Food Police a Real Possibility?
For Some, It’s an Idea Whose Time Has Come
BY STEWART TRUELSEN
Picture yourself in the future, the not too distant future, on a bright summer day. You are grilling hot dogs at a picnic with your family in a park. You pay little attention to the drone flying overhead. It’s probably a UPS or FedEx drone making a package delivery. But it’s not. It’s the food police and they are monitoring the items you brought to the picnic. The hot dogs, buns, potato chips and soda pop exceed your family’s maximum caloric allowance for the day. Besides, non-diet soda pop has been completely outlawed because it contains sweetener. You are in trouble with the food police.
If that Orwellian view of the future sends chills down your spine maybe it should, because it is not so far-fetched. Michael Bloomberg, the former mayor of New York City, already tried to limit the sales of soft drinks. Some said he did it to enhance his image as he left office. Whatever the reason, it didn’t work. The Supreme Court of New York blocked his efforts, calling the limits on soft drinks “arbitrary and capricious.”
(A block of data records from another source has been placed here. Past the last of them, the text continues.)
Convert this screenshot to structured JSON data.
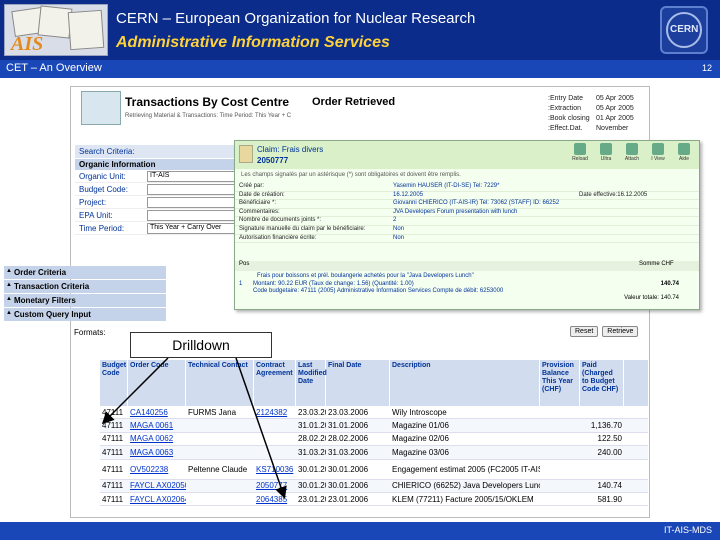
{
  "header": {
    "title": "CERN – European Organization for Nuclear Research",
    "subtitle": "Administrative Information Services",
    "logo_text": "AIS",
    "cern_logo": "CERN"
  },
  "subbar": {
    "label": "CET – An Overview",
    "page": "12"
  },
  "footer": {
    "label": "IT-AIS-MDS"
  },
  "app": {
    "title": "Transactions By Cost Centre",
    "subtitle": "Retrieving Material & Transactions: Time Period: This Year + C"
  },
  "criteria": {
    "head": "Search Criteria:",
    "section": "Organic Information",
    "rows": [
      {
        "label": "Organic Unit:",
        "value": "IT-AIS"
      },
      {
        "label": "Budget Code:",
        "value": ""
      },
      {
        "label": "Project:",
        "value": ""
      },
      {
        "label": "EPA Unit:",
        "value": ""
      },
      {
        "label": "Time Period:",
        "value": "This Year + Carry Over"
      }
    ]
  },
  "filters": [
    "Order Criteria",
    "Transaction Criteria",
    "Monetary Filters",
    "Custom Query Input"
  ],
  "order": {
    "title": "Order Retrieved",
    "dates": [
      {
        "k": ":Entry Date",
        "v": "05 Apr 2005"
      },
      {
        "k": ":Extraction",
        "v": "05 Apr 2005"
      },
      {
        "k": ":Book closing",
        "v": "01 Apr 2005"
      },
      {
        "k": ":Effect.Dat.",
        "v": "November"
      }
    ]
  },
  "claim": {
    "title": "Claim: Frais divers",
    "number": "2050777",
    "tools": [
      "Reload",
      "Ultra",
      "Attach",
      "I View",
      "Aide"
    ],
    "note": "Les champs signalés par un astérisque (*) sont obligatoires et doivent être remplis.",
    "rows": [
      {
        "k": "Créé par:",
        "v": "Yasemin HAUSER (IT-DI-SE) Tel: 7229*",
        "v2": ""
      },
      {
        "k": "Date de création:",
        "v": "16.12.2005",
        "v2": "Date effective:16.12.2005"
      },
      {
        "k": "Bénéficiaire *:",
        "v": "Giovanni CHIERICO (IT-AIS-IR) Tel: 73062 (STAFF) ID: 66252",
        "v2": ""
      },
      {
        "k": "Commentaires:",
        "v": "JVA Developers Forum presentation with lunch",
        "v2": ""
      },
      {
        "k": "Nombre de documents joints *:",
        "v": "2",
        "v2": ""
      },
      {
        "k": "Signature manuelle du claim par le bénéficiaire:",
        "v": "Non",
        "v2": ""
      },
      {
        "k": "Autorisation financière écrite:",
        "v": "Non",
        "v2": ""
      }
    ],
    "pos_head": [
      "Pos",
      "Somme CHF"
    ],
    "pos_lines": [
      "Frais pour boissons et prél. boulangerie achetés pour la \"Java Developers Lunch\"",
      "Montant: 90.22 EUR (Taux de change: 1.56) (Quantité: 1.00)",
      "Code budgetaire: 47111 (2005) Administrative Information Services  Compte de débit: 6253000"
    ],
    "pos_num": "1",
    "amount": "140.74",
    "valeur": "Valeur totale: 140.74"
  },
  "formats": {
    "label": "Formats:"
  },
  "format_buttons": [
    "Reset",
    "Retrieve"
  ],
  "drilldown": "Drilldown",
  "table": {
    "headers": [
      "Budget Code",
      "Order Code",
      "Technical Contact",
      "Contract Agreement",
      "Last Modified Date",
      "Final Date",
      "Description",
      "Provision Balance This Year (CHF)",
      "Paid (Charged to Budget Code CHF)"
    ],
    "rows": [
      {
        "c0": "47111",
        "c1": "CA140256",
        "c2": "FURMS Jana",
        "c3": "2124382",
        "c4": "23.03.2006",
        "c5": "23.03.2006",
        "c7": "Wily Introscope",
        "c8": "",
        "c9": ""
      },
      {
        "c0": "47111",
        "c1": "MAGA 0061",
        "c2": "",
        "c3": "",
        "c4": "31.01.2006",
        "c5": "31.01.2006",
        "c7": "Magazine 01/06",
        "c8": "",
        "c9": "1,136.70"
      },
      {
        "c0": "47111",
        "c1": "MAGA 0062",
        "c2": "",
        "c3": "",
        "c4": "28.02.2006",
        "c5": "28.02.2006",
        "c7": "Magazine 02/06",
        "c8": "",
        "c9": "122.50"
      },
      {
        "c0": "47111",
        "c1": "MAGA 0063",
        "c2": "",
        "c3": "",
        "c4": "31.03.2006",
        "c5": "31.03.2006",
        "c7": "Magazine 03/06",
        "c8": "",
        "c9": "240.00"
      },
      {
        "c0": "47111",
        "c1": "OV502238",
        "c2": "Peltenne Claude",
        "c3": "KS710036",
        "c4": "30.01.2006",
        "c5": "30.01.2006",
        "c7": "Engagement estimat 2005 (FC2005 IT-AIS)",
        "c8": "",
        "c9": ""
      },
      {
        "c0": "47111",
        "c1": "FAYCL AX02050777",
        "c2": "",
        "c3": "2050777",
        "c4": "30.01.2006",
        "c5": "30.01.2006",
        "c7": "CHIERICO (66252) Java Developers Lunch",
        "c8": "",
        "c9": "140.74"
      },
      {
        "c0": "47111",
        "c1": "FAYCL AX02064385",
        "c2": "",
        "c3": "2064385",
        "c4": "23.01.2006",
        "c5": "23.01.2006",
        "c7": "KLEM (77211) Facture 2005/15/OKLEM",
        "c8": "",
        "c9": "581.90"
      }
    ]
  }
}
The mayor vowed to appeal the ruling. He did, and he lost again. Had the rules taken effect, they would have limited the size of sugary drinks to 16 oz. at restaurants, theaters and food carts. What’s interesting to note is what the first court said about the sugar rule.
Justice Milton A. Tingling wrote that the Bloomberg administration had interpreted its health board’s powers broadly enough to “create an administrative Leviathan” that could enact any rules “limited only by its own imagination.”
The defeat in New York hasn’t stopped other advocates of similar regulations. Deborah Cohen, a senior natural scientist with the Rand Corporation, believes we need regulations to keep Americans from overeating. She dismisses many of the causes of obesity: genetic predisposition, lack of self-control, lack of access to fresh fruits and vegetables, a sedentary lifestyle and the need for better education about diet and nutrition. To her, these are myths or misunderstandings. Writing in the Washington Post, she said, “Education can help, but what is really needed is regulation.”
Something like this was already tried with alcoholic beverages from 1920 to 1933. It was called Prohibition and it was a massive failure constructed by reformers and do-gooders who saw no problem imposing their particular values on society as a whole and regulating human behavior according to those values. Do we want bootleggers baking sugar cookies and peddling soft drinks a century later? No, probably not. Furthermore, when will we do away with the adolescent reaction that just because an idea may have merit (healthy eating) we should make laws and so doing create a new bureaucracy to enforce those laws, when the self-righteous reformers pushing such laws have the right and ability to preach their message to their hearts’ content, and endeavor to shape human conduct according to their values without involving police powers?
Farmers, who already face more than their share of regulations from the Environmental Protection Agency and other federal and state agencies, would not be exempt from obesity regulations. The rules would ripple up and down the food chain. For farmers and ranchers, there would be rules affecting the crops they grow and the meat and milk they market. Because that is, indeed, how bureaucracies work, all the while foisting unproductive dependants upon taxpayers resulting from the staffing, salaries, and benefits that come with public sector payrolls.
The food police we all had to deal with growing up were mom and dad. We don’t need to turn more parenting over to government. There are many ways of attacking obesity without trying to outlaw it. Farmers and ranchers are entirely supportive of healthy lifestyles, and the right of the public to choose from the variety and abundance of nutritious foods.
Stewart Truelsen, a food and agriculture freelance writer, is a regular contributor to the Focus on Agriculture series.